Exercise aim: The records below must be copied in full; omit the images.

Website and app data records:
━━━━━━
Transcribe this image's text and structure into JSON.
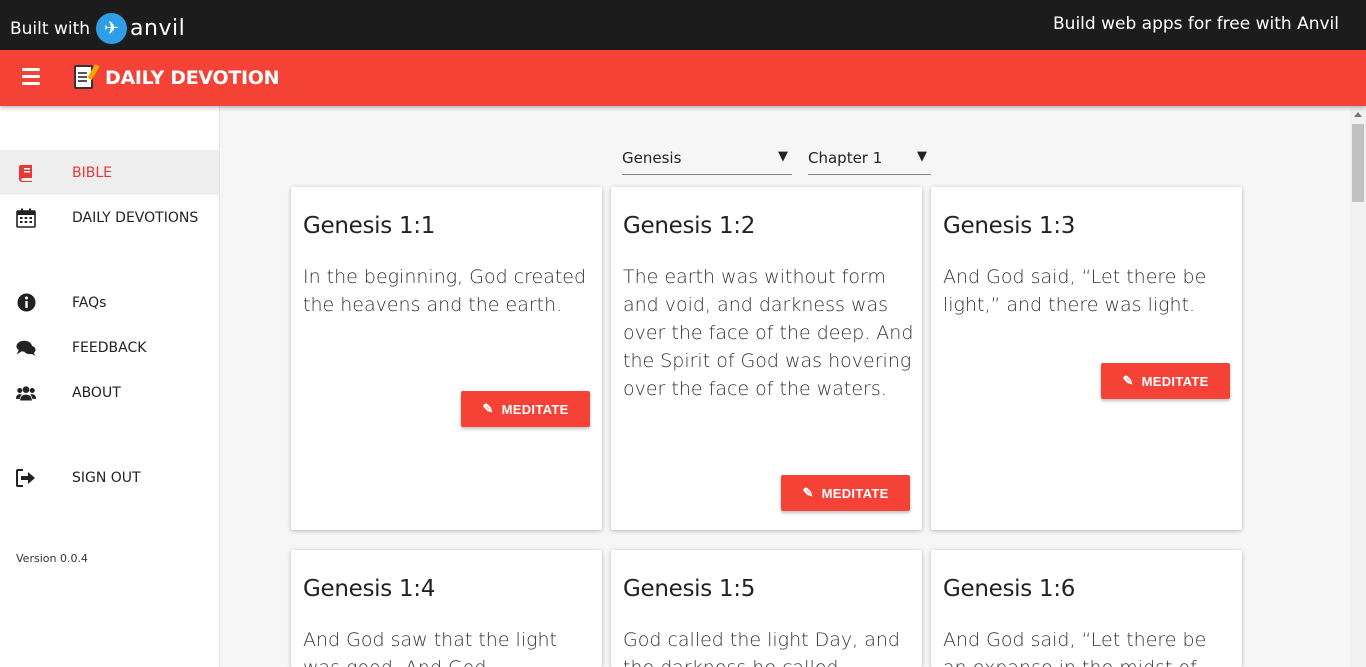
{
  "topbar": {
    "built_with": "Built with",
    "brand": "anvil",
    "build_free": "Build web apps for free with Anvil"
  },
  "header": {
    "title": "DAILY DEVOTION",
    "menu_icon": "hamburger-icon",
    "app_icon": "memo-icon"
  },
  "colors": {
    "accent": "#f44336",
    "topbar": "#1c1c1c",
    "anvil_blue": "#2e9fe6"
  },
  "sidebar": {
    "items": [
      {
        "label": "BIBLE",
        "icon": "book-icon",
        "active": true
      },
      {
        "label": "DAILY DEVOTIONS",
        "icon": "calendar-icon",
        "active": false
      },
      {
        "label": "FAQs",
        "icon": "info-circle-icon",
        "active": false
      },
      {
        "label": "FEEDBACK",
        "icon": "comments-icon",
        "active": false
      },
      {
        "label": "ABOUT",
        "icon": "users-icon",
        "active": false
      },
      {
        "label": "SIGN OUT",
        "icon": "sign-out-icon",
        "active": false
      }
    ],
    "version": "Version 0.0.4"
  },
  "filters": {
    "book": "Genesis",
    "chapter": "Chapter 1"
  },
  "button_label": "MEDITATE",
  "verses": [
    {
      "ref": "Genesis 1:1",
      "text": "In the beginning, God created the heavens and the earth."
    },
    {
      "ref": "Genesis 1:2",
      "text": "The earth was without form and void, and darkness was over the face of the deep. And the Spirit of God was hovering over the face of the waters."
    },
    {
      "ref": "Genesis 1:3",
      "text": "And God said, “Let there be light,” and there was light."
    },
    {
      "ref": "Genesis 1:4",
      "text": "And God saw that the light was good. And God"
    },
    {
      "ref": "Genesis 1:5",
      "text": "God called the light Day, and the darkness he called"
    },
    {
      "ref": "Genesis 1:6",
      "text": "And God said, “Let there be an expanse in the midst of"
    }
  ]
}
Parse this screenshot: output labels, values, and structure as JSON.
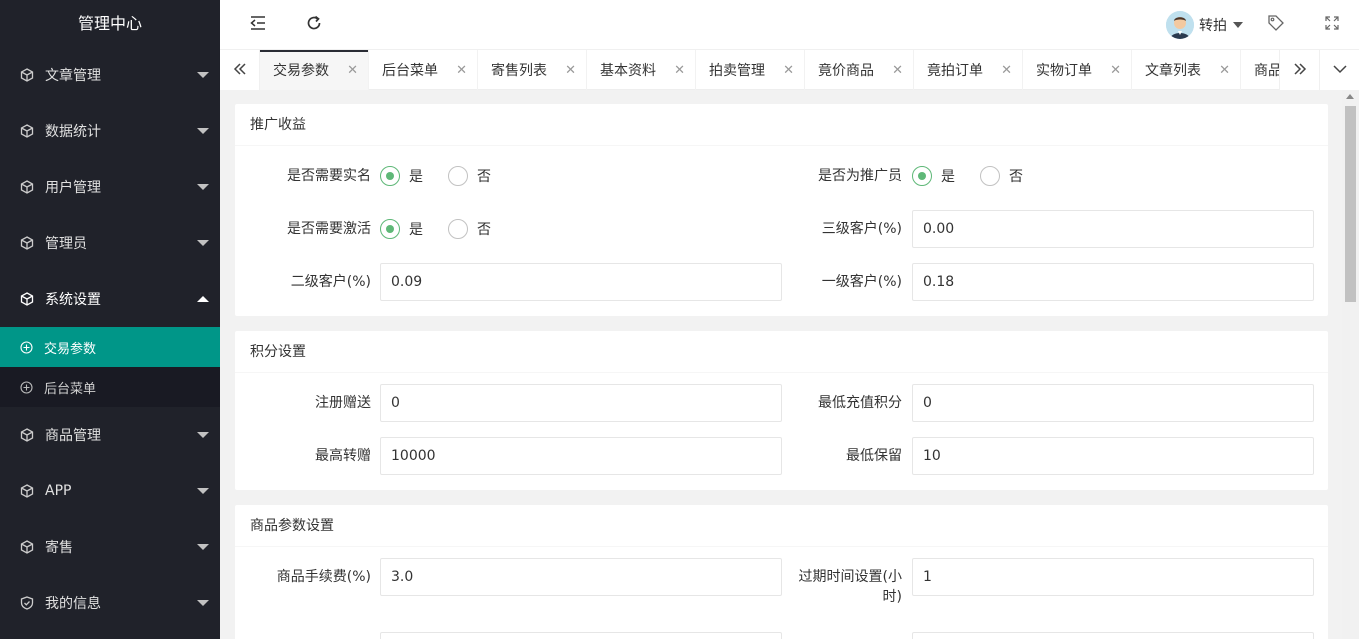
{
  "app": {
    "title": "管理中心"
  },
  "sidebar": {
    "items": [
      {
        "label": "文章管理"
      },
      {
        "label": "数据统计"
      },
      {
        "label": "用户管理"
      },
      {
        "label": "管理员"
      },
      {
        "label": "系统设置",
        "sub": [
          {
            "label": "交易参数"
          },
          {
            "label": "后台菜单"
          }
        ]
      },
      {
        "label": "商品管理"
      },
      {
        "label": "APP"
      },
      {
        "label": "寄售"
      },
      {
        "label": "我的信息"
      }
    ]
  },
  "header": {
    "username": "转拍",
    "icons": [
      "collapse-icon",
      "refresh-icon",
      "tag-icon",
      "fullscreen-icon"
    ]
  },
  "tabs": [
    {
      "label": "交易参数",
      "active": true
    },
    {
      "label": "后台菜单"
    },
    {
      "label": "寄售列表"
    },
    {
      "label": "基本资料"
    },
    {
      "label": "拍卖管理"
    },
    {
      "label": "竟价商品"
    },
    {
      "label": "竟拍订单"
    },
    {
      "label": "实物订单"
    },
    {
      "label": "文章列表"
    },
    {
      "label": "商品"
    }
  ],
  "sections": {
    "promo": {
      "title": "推广收益",
      "realname": {
        "label": "是否需要实名",
        "yes": "是",
        "no": "否",
        "selected": "是"
      },
      "promoter": {
        "label": "是否为推广员",
        "yes": "是",
        "no": "否",
        "selected": "是"
      },
      "activate": {
        "label": "是否需要激活",
        "yes": "是",
        "no": "否",
        "selected": "是"
      },
      "level3": {
        "label": "三级客户(%)",
        "value": "0.00"
      },
      "level2": {
        "label": "二级客户(%)",
        "value": "0.09"
      },
      "level1": {
        "label": "一级客户(%)",
        "value": "0.18"
      }
    },
    "points": {
      "title": "积分设置",
      "register": {
        "label": "注册赠送",
        "value": "0"
      },
      "min_recharge": {
        "label": "最低充值积分",
        "value": "0"
      },
      "max_transfer": {
        "label": "最高转赠",
        "value": "10000"
      },
      "min_keep": {
        "label": "最低保留",
        "value": "10"
      }
    },
    "goods": {
      "title": "商品参数设置",
      "fee": {
        "label": "商品手续费(%)",
        "value": "3.0"
      },
      "expire": {
        "label_line1": "过期时间设置(小",
        "label_line2": "时)",
        "value": "1"
      }
    }
  },
  "colors": {
    "sidebar_bg": "#20222a",
    "accent": "#009688",
    "radio": "#5fb878"
  }
}
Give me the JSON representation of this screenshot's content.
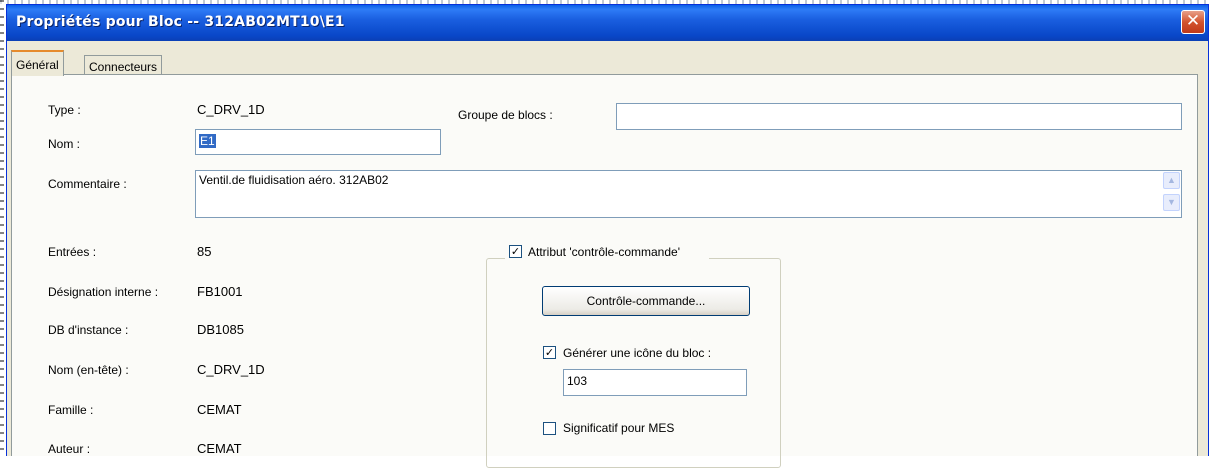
{
  "window": {
    "title": "Propriétés pour Bloc -- 312AB02MT10\\E1",
    "close_glyph": "✕"
  },
  "tabs": [
    {
      "label": "Général",
      "active": true
    },
    {
      "label": "Connecteurs",
      "active": false
    }
  ],
  "general": {
    "type_label": "Type :",
    "type_value": "C_DRV_1D",
    "nom_label": "Nom :",
    "nom_value": "E1",
    "groupe_label": "Groupe de blocs :",
    "groupe_value": "",
    "commentaire_label": "Commentaire :",
    "commentaire_value": "Ventil.de fluidisation aéro. 312AB02",
    "entrees_label": "Entrées :",
    "entrees_value": "85",
    "designation_label": "Désignation interne :",
    "designation_value": "FB1001",
    "db_label": "DB d'instance :",
    "db_value": "DB1085",
    "entete_label": "Nom (en-tête) :",
    "entete_value": "C_DRV_1D",
    "famille_label": "Famille :",
    "famille_value": "CEMAT",
    "auteur_label": "Auteur :",
    "auteur_value": "CEMAT"
  },
  "controle_group": {
    "attribut_label": "Attribut 'contrôle-commande'",
    "attribut_checked": true,
    "button_label": "Contrôle-commande...",
    "icone_label": "Générer une icône du bloc :",
    "icone_checked": true,
    "icone_value": "103",
    "mes_label": "Significatif pour MES",
    "mes_checked": false
  },
  "colors": {
    "titlebar": "#0A5FE8",
    "dialog_bg": "#ECE9D8",
    "selection": "#316AC5",
    "close": "#D3532E"
  }
}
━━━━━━
Answer:
Transcribe this image's text and structure into JSON.
{
  "topbar": {
    "built_with": "Built with",
    "brand": "anvil",
    "build_free": "Build web apps for free with Anvil"
  },
  "header": {
    "title": "DAILY DEVOTION",
    "menu_icon": "hamburger-icon",
    "app_icon": "memo-icon"
  },
  "colors": {
    "accent": "#f44336",
    "topbar": "#1c1c1c",
    "anvil_blue": "#2e9fe6"
  },
  "sidebar": {
    "items": [
      {
        "label": "BIBLE",
        "icon": "book-icon",
        "active": true
      },
      {
        "label": "DAILY DEVOTIONS",
        "icon": "calendar-icon",
        "active": false
      },
      {
        "label": "FAQs",
        "icon": "info-circle-icon",
        "active": false
      },
      {
        "label": "FEEDBACK",
        "icon": "comments-icon",
        "active": false
      },
      {
        "label": "ABOUT",
        "icon": "users-icon",
        "active": false
      },
      {
        "label": "SIGN OUT",
        "icon": "sign-out-icon",
        "active": false
      }
    ],
    "version": "Version 0.0.4"
  },
  "filters": {
    "book": "Genesis",
    "chapter": "Chapter 1"
  },
  "button_label": "MEDITATE",
  "verses": [
    {
      "ref": "Genesis 1:1",
      "text": "In the beginning, God created the heavens and the earth."
    },
    {
      "ref": "Genesis 1:2",
      "text": "The earth was without form and void, and darkness was over the face of the deep. And the Spirit of God was hovering over the face of the waters."
    },
    {
      "ref": "Genesis 1:3",
      "text": "And God said, “Let there be light,” and there was light."
    },
    {
      "ref": "Genesis 1:4",
      "text": "And God saw that the light was good. And God"
    },
    {
      "ref": "Genesis 1:5",
      "text": "God called the light Day, and the darkness he called"
    },
    {
      "ref": "Genesis 1:6",
      "text": "And God said, “Let there be an expanse in the midst of"
    }
  ]
}
Parse this screenshot: output labels, values, and structure as JSON.
{
  "app": {
    "title": "管理中心"
  },
  "sidebar": {
    "items": [
      {
        "label": "文章管理"
      },
      {
        "label": "数据统计"
      },
      {
        "label": "用户管理"
      },
      {
        "label": "管理员"
      },
      {
        "label": "系统设置",
        "sub": [
          {
            "label": "交易参数"
          },
          {
            "label": "后台菜单"
          }
        ]
      },
      {
        "label": "商品管理"
      },
      {
        "label": "APP"
      },
      {
        "label": "寄售"
      },
      {
        "label": "我的信息"
      }
    ]
  },
  "header": {
    "username": "转拍",
    "icons": [
      "collapse-icon",
      "refresh-icon",
      "tag-icon",
      "fullscreen-icon"
    ]
  },
  "tabs": [
    {
      "label": "交易参数",
      "active": true
    },
    {
      "label": "后台菜单"
    },
    {
      "label": "寄售列表"
    },
    {
      "label": "基本资料"
    },
    {
      "label": "拍卖管理"
    },
    {
      "label": "竟价商品"
    },
    {
      "label": "竟拍订单"
    },
    {
      "label": "实物订单"
    },
    {
      "label": "文章列表"
    },
    {
      "label": "商品"
    }
  ],
  "sections": {
    "promo": {
      "title": "推广收益",
      "realname": {
        "label": "是否需要实名",
        "yes": "是",
        "no": "否",
        "selected": "是"
      },
      "promoter": {
        "label": "是否为推广员",
        "yes": "是",
        "no": "否",
        "selected": "是"
      },
      "activate": {
        "label": "是否需要激活",
        "yes": "是",
        "no": "否",
        "selected": "是"
      },
      "level3": {
        "label": "三级客户(%)",
        "value": "0.00"
      },
      "level2": {
        "label": "二级客户(%)",
        "value": "0.09"
      },
      "level1": {
        "label": "一级客户(%)",
        "value": "0.18"
      }
    },
    "points": {
      "title": "积分设置",
      "register": {
        "label": "注册赠送",
        "value": "0"
      },
      "min_recharge": {
        "label": "最低充值积分",
        "value": "0"
      },
      "max_transfer": {
        "label": "最高转赠",
        "value": "10000"
      },
      "min_keep": {
        "label": "最低保留",
        "value": "10"
      }
    },
    "goods": {
      "title": "商品参数设置",
      "fee": {
        "label": "商品手续费(%)",
        "value": "3.0"
      },
      "expire": {
        "label_line1": "过期时间设置(小",
        "label_line2": "时)",
        "value": "1"
      }
    }
  },
  "colors": {
    "sidebar_bg": "#20222a",
    "accent": "#009688",
    "radio": "#5fb878"
  }
}
Give me the JSON representation of this screenshot's content.
{
  "window": {
    "title": "Propriétés pour Bloc -- 312AB02MT10\\E1",
    "close_glyph": "✕"
  },
  "tabs": [
    {
      "label": "Général",
      "active": true
    },
    {
      "label": "Connecteurs",
      "active": false
    }
  ],
  "general": {
    "type_label": "Type :",
    "type_value": "C_DRV_1D",
    "nom_label": "Nom :",
    "nom_value": "E1",
    "groupe_label": "Groupe de blocs :",
    "groupe_value": "",
    "commentaire_label": "Commentaire :",
    "commentaire_value": "Ventil.de fluidisation aéro. 312AB02",
    "entrees_label": "Entrées :",
    "entrees_value": "85",
    "designation_label": "Désignation interne :",
    "designation_value": "FB1001",
    "db_label": "DB d'instance :",
    "db_value": "DB1085",
    "entete_label": "Nom (en-tête) :",
    "entete_value": "C_DRV_1D",
    "famille_label": "Famille :",
    "famille_value": "CEMAT",
    "auteur_label": "Auteur :",
    "auteur_value": "CEMAT"
  },
  "controle_group": {
    "attribut_label": "Attribut 'contrôle-commande'",
    "attribut_checked": true,
    "button_label": "Contrôle-commande...",
    "icone_label": "Générer une icône du bloc :",
    "icone_checked": true,
    "icone_value": "103",
    "mes_label": "Significatif pour MES",
    "mes_checked": false
  },
  "colors": {
    "titlebar": "#0A5FE8",
    "dialog_bg": "#ECE9D8",
    "selection": "#316AC5",
    "close": "#D3532E"
  }
}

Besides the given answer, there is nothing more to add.